▶ **EXERCISE**:
Check every line of the entries for the string "votos" and return the ones that contain it.

▶ **GIVEN RECORDS**:
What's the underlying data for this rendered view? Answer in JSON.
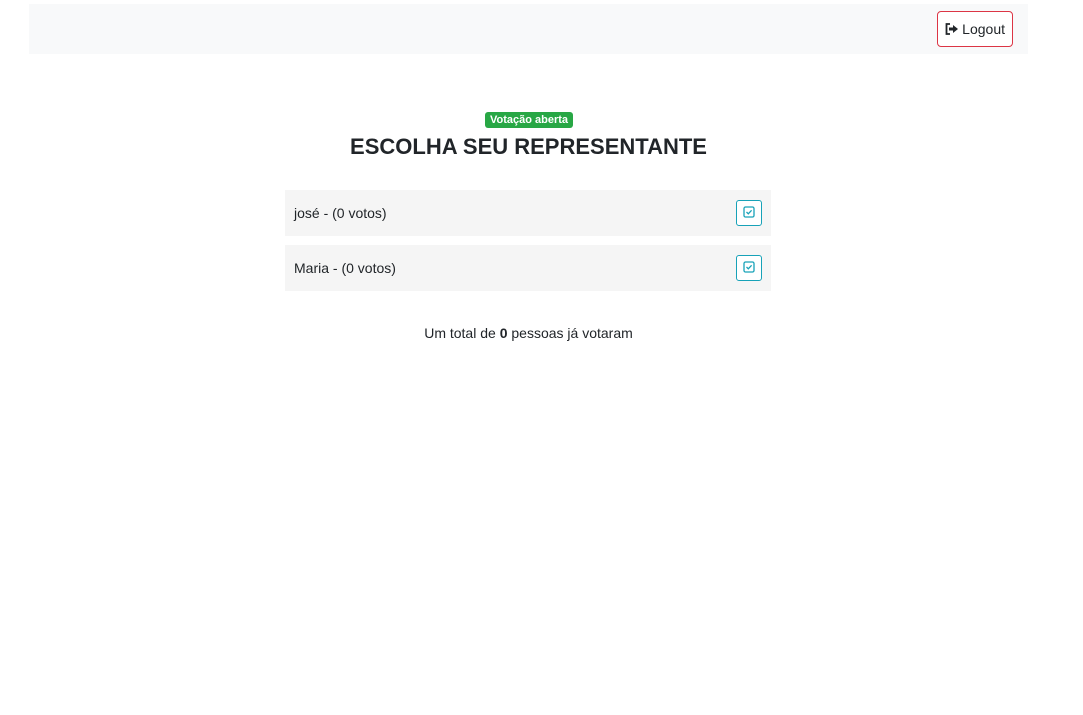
{
  "navbar": {
    "logout_label": "Logout",
    "logout_icon": "sign-out-icon"
  },
  "status_badge": "Votação aberta",
  "title": "ESCOLHA SEU REPRESENTANTE",
  "candidates": [
    {
      "label": "josé - (0 votos)",
      "action_icon": "check-square-icon"
    },
    {
      "label": "Maria - (0 votos)",
      "action_icon": "check-square-icon"
    }
  ],
  "total": {
    "prefix": "Um total de",
    "count": "0",
    "suffix": "pessoas já votaram"
  },
  "colors": {
    "navbar_bg": "#f8f9fa",
    "logout_border": "#dc3545",
    "badge_bg": "#28a745",
    "vote_button_border": "#17a2b8",
    "list_item_bg": "#f5f5f5"
  }
}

▶ **ANSWER TO THIS TASK**:
      "label": "josé - (0 votos)",
      "label": "Maria - (0 votos)",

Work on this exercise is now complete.